#### DATA FOR THE TASK ####
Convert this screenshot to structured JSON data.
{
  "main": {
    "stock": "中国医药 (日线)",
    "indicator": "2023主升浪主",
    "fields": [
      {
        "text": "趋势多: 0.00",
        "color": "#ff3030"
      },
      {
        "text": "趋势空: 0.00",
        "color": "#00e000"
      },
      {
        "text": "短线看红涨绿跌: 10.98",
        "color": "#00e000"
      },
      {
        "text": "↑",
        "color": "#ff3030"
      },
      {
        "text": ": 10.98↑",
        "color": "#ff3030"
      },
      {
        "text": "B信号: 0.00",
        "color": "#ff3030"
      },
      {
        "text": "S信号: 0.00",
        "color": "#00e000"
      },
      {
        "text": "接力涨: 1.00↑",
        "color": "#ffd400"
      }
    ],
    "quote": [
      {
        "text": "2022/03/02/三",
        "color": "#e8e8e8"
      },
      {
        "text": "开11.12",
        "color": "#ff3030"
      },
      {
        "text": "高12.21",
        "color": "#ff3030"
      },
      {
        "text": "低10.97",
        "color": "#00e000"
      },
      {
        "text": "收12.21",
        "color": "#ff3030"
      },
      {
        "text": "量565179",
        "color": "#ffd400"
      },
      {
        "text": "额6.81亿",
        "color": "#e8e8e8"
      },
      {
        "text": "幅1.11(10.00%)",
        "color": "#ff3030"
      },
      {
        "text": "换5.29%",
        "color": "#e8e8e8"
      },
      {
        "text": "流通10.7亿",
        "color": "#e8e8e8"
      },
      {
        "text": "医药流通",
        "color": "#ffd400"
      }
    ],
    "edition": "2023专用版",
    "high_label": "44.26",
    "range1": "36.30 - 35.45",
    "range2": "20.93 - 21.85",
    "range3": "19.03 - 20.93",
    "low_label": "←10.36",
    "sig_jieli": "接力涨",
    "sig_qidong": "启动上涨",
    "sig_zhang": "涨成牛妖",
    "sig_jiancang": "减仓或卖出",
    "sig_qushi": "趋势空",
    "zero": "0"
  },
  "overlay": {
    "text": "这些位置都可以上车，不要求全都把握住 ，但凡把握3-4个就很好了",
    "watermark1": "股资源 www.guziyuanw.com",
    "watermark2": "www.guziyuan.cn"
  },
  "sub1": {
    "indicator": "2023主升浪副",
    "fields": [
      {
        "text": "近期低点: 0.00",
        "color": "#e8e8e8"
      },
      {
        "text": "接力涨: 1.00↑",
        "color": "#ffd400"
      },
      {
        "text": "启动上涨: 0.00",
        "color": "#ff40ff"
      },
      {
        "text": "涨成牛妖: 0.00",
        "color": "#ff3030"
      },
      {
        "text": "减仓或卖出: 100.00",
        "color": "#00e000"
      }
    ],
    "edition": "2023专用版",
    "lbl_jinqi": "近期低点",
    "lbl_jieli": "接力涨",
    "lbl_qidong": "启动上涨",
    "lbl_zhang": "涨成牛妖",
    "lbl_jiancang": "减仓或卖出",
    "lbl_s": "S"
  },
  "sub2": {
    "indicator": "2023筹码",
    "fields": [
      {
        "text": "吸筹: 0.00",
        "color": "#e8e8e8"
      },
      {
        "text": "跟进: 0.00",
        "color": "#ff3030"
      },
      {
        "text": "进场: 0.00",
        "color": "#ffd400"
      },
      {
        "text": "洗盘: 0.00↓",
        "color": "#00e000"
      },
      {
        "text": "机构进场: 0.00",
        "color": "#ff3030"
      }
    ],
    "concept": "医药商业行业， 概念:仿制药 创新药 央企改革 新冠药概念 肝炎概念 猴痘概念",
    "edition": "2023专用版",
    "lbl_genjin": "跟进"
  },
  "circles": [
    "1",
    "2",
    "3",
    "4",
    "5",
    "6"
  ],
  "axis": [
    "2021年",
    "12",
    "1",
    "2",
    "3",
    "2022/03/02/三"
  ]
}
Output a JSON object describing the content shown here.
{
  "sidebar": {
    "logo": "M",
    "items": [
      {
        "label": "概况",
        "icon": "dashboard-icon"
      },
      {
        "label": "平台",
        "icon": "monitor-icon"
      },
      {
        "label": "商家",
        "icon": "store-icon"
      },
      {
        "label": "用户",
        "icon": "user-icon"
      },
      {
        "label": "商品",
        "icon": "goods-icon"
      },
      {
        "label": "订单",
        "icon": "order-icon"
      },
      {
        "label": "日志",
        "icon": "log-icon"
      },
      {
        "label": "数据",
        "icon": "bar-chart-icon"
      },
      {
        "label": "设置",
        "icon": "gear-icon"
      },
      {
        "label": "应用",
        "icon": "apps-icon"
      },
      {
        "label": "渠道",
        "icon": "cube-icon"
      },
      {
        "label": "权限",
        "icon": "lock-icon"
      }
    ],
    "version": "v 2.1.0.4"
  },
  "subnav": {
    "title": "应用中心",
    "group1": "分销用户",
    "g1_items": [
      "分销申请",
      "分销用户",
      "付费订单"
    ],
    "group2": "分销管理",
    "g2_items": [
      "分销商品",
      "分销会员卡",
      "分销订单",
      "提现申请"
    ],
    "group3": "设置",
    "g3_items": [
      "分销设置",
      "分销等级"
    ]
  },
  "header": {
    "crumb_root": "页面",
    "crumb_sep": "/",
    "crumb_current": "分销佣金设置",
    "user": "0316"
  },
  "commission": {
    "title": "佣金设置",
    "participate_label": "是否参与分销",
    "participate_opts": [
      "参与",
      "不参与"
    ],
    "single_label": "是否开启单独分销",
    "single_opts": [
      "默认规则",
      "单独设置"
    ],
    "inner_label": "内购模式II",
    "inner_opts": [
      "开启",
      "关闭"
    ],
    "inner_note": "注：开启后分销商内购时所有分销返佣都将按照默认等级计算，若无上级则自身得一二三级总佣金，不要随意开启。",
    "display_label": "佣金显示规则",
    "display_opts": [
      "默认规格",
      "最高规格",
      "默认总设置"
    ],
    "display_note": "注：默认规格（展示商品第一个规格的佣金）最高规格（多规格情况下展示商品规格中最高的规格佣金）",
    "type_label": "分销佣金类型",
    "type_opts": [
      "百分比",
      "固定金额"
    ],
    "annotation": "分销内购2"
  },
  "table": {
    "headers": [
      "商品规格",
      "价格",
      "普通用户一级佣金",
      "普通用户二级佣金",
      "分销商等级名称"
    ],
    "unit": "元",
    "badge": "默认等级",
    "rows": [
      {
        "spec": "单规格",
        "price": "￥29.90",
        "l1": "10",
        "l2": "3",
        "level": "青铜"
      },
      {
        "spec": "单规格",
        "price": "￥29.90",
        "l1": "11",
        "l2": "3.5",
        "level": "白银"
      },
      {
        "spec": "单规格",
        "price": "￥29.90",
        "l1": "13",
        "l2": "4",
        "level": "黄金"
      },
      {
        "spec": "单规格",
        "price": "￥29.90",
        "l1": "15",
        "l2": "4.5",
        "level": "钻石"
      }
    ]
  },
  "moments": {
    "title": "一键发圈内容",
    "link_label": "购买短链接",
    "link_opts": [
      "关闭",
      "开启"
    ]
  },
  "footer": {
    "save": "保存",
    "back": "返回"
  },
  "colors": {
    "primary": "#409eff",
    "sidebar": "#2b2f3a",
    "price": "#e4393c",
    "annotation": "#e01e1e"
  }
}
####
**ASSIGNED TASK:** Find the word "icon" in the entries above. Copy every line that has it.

**EXERCISE RESULT:**
        "icon": "dashboard-icon"
        "icon": "monitor-icon"
        "icon": "store-icon"
        "icon": "user-icon"
        "icon": "goods-icon"
        "icon": "order-icon"
        "icon": "log-icon"
        "icon": "bar-chart-icon"
        "icon": "gear-icon"
        "icon": "apps-icon"
        "icon": "cube-icon"
        "icon": "lock-icon"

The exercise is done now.